Privacy and civil liberties groups are coming out against the Senate Intelligence Committee’s new cybersecurity bill before it is even released.

The bill, which has been circulating in draft form, would grant some legal liability protection to companies exchanging cyber threat data with intelligence agencies. Committee members are hoping to introduce and mark up the measure this week.

The draft “disregards the fact that information sharing can — and to be truly effective, must — offer both security and robust privacy protections,” said the privacy groups in a letter to the Intelligence panel’s members.


Groups ranging from the American Civil Liberties Union to the Council on American Islamic Relations to the Sunlight Foundation to numerous top security experts and academics endorsed the letter.

The concerns echo the privacy community’s opposition to a similar Intelligence Committee measure last Congress, known as the Cybersecurity Information Sharing Act (CISA).

That measure stalled after the Senate was unable to move forward on a bill to curb the National Security Agency’s (NSA) surveillance authority.

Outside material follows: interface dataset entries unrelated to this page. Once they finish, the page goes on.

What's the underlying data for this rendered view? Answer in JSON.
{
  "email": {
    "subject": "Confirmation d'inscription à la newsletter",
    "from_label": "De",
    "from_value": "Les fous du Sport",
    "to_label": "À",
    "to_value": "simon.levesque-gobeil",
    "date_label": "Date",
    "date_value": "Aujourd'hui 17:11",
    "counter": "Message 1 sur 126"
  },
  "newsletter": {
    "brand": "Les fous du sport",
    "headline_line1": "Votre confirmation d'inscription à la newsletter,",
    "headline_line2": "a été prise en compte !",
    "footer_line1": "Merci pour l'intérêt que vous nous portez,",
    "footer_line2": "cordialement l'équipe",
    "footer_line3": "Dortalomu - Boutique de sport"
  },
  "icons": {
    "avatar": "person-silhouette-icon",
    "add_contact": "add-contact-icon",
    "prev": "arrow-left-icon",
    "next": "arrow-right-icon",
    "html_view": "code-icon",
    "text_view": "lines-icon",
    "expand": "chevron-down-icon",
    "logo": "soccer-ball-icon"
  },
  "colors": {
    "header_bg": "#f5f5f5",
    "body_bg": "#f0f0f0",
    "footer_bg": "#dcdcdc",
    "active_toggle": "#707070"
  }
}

Privacy advocates had worried the bill would give the agency another outlet to collect sensitive data on Americans.

Sen. Dianne FeinsteinDianne Emiel FeinsteinKudlow slams senators who allegedly traded stock before pandemic Senators demand more details from Trump on intel watchdog firing Zoom, grocery delivery, self-isolation: How lawmakers are surviving coronavirus MORE (D-Calif.), the top Democrat on the Intelligence Committee, told The Hill last week that the panel had retooled CISA to address the privacy concerns that stymied the previous efforts.

“We’ve bent over backwards to try and protect the privacy rights,” she said.

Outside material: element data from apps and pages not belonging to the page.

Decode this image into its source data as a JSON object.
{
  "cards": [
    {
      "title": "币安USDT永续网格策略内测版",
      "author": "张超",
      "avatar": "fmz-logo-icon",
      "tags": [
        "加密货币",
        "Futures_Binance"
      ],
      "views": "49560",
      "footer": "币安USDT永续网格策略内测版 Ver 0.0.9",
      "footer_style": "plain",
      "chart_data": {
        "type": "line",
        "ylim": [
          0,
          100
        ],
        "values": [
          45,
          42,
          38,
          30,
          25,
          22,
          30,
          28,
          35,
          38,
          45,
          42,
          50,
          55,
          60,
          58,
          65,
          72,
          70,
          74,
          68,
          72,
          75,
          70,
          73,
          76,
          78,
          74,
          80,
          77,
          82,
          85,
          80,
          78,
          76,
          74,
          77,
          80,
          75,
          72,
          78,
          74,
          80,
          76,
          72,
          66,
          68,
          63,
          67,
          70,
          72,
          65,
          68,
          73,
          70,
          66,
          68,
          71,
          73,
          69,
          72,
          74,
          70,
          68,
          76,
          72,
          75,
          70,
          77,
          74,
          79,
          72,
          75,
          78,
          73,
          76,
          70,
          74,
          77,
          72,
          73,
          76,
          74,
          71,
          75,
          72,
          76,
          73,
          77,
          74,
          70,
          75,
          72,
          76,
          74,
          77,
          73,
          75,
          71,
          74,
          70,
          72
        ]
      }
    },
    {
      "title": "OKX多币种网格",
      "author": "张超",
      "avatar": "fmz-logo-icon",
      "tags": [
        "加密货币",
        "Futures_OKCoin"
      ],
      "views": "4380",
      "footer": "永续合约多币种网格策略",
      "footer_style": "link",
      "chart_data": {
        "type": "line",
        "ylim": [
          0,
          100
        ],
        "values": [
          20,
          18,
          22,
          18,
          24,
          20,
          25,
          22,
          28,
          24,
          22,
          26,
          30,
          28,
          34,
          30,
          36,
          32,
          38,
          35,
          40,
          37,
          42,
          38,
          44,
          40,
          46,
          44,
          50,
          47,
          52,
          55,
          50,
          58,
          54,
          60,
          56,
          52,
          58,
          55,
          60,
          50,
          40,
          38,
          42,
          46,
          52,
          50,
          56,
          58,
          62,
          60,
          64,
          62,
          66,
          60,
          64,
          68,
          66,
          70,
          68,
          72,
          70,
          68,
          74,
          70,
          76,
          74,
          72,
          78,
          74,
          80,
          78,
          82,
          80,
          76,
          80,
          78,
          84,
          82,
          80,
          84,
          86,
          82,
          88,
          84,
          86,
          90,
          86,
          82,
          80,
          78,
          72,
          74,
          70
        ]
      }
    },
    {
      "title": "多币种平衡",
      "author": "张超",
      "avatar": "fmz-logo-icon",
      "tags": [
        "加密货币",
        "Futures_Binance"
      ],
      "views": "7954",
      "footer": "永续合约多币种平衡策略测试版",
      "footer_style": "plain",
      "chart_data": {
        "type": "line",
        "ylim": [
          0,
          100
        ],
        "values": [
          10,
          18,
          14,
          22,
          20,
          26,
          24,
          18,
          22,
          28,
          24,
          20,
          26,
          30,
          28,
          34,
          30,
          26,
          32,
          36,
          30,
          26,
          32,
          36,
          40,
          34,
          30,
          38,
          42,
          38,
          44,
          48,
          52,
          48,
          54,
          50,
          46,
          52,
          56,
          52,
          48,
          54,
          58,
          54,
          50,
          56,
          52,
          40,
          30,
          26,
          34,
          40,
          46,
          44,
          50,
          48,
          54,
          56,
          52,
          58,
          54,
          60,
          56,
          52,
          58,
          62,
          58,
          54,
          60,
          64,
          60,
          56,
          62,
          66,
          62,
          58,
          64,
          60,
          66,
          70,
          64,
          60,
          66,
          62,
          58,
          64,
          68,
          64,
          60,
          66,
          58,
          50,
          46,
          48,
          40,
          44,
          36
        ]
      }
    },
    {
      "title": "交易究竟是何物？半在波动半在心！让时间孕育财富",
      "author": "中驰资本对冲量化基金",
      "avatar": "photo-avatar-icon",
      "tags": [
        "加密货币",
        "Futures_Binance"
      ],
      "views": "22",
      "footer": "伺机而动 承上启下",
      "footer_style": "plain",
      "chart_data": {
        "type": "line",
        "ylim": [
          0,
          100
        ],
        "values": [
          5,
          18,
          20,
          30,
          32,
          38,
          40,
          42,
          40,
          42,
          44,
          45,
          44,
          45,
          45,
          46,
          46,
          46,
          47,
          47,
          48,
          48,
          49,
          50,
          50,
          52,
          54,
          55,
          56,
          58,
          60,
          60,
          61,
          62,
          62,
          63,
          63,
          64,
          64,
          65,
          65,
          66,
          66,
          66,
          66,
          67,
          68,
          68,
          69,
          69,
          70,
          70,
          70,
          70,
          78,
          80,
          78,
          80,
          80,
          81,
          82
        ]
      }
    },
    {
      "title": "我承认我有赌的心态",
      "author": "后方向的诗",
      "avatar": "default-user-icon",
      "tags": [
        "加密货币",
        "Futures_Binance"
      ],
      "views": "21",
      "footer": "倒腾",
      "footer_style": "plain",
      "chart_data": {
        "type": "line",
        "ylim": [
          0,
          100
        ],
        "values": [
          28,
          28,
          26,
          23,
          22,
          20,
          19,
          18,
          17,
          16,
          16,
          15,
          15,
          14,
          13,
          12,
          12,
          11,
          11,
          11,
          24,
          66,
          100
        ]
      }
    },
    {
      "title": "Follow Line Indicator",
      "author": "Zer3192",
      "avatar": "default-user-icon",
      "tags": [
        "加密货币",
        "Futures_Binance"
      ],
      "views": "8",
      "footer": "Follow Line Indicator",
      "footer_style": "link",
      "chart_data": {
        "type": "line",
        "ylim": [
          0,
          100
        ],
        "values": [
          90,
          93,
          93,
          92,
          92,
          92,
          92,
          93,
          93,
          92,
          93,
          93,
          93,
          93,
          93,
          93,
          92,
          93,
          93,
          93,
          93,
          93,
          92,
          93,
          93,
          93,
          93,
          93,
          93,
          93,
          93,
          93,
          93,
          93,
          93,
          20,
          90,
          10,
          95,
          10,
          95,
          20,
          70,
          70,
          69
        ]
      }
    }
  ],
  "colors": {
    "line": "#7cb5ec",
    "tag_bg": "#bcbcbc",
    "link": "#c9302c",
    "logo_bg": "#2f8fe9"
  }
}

But the coalition disagreed.

The draft would still allow “automatic NSA access to personal information shared with a governmental entity,” it argued.

The bill also fails to “effectively require private entities to strip out information that identifies a specific person prior to sharing cyber threat indicators with the government, a fundamental and important privacy protection,” the groups wrote.

The White House has tried to address these sticking points by encouraging Congress to move on a cyber bill that would put a civilian agency, the Department of Homeland Security (DHS), at the center of the government’s public-private cyber data exchange.

Lawmakers said they've heard the White House does not support the Intelligence Committee's draft.

The administration has released its own legislative proposal and President Obama signed an executive order to further empower the DHS in its cyber info-sharing efforts.

Sen. Tom CarperThomas (Tom) Richard CarperOVERNIGHT ENERGY: Tentative deal would slash global oil production by 10 percent| Democrat questions WH transparency in rollback of bedrock environmental law Democrat questions WH transparency in rollback of bedrock environmental law Overnight Energy: Trump rolls back Obama-era fuel efficiency standards | Controversial Keystone XL construction to proceed | Pressure mounts to close national parks amid pandemic MORE (D-Del.), ranking member on the Senate Homeland Security and Governmental Affairs panel, introduced a version of the White House offering.

The full committee is waiting on Intelligence before moving forward with any cyber info-sharing bill.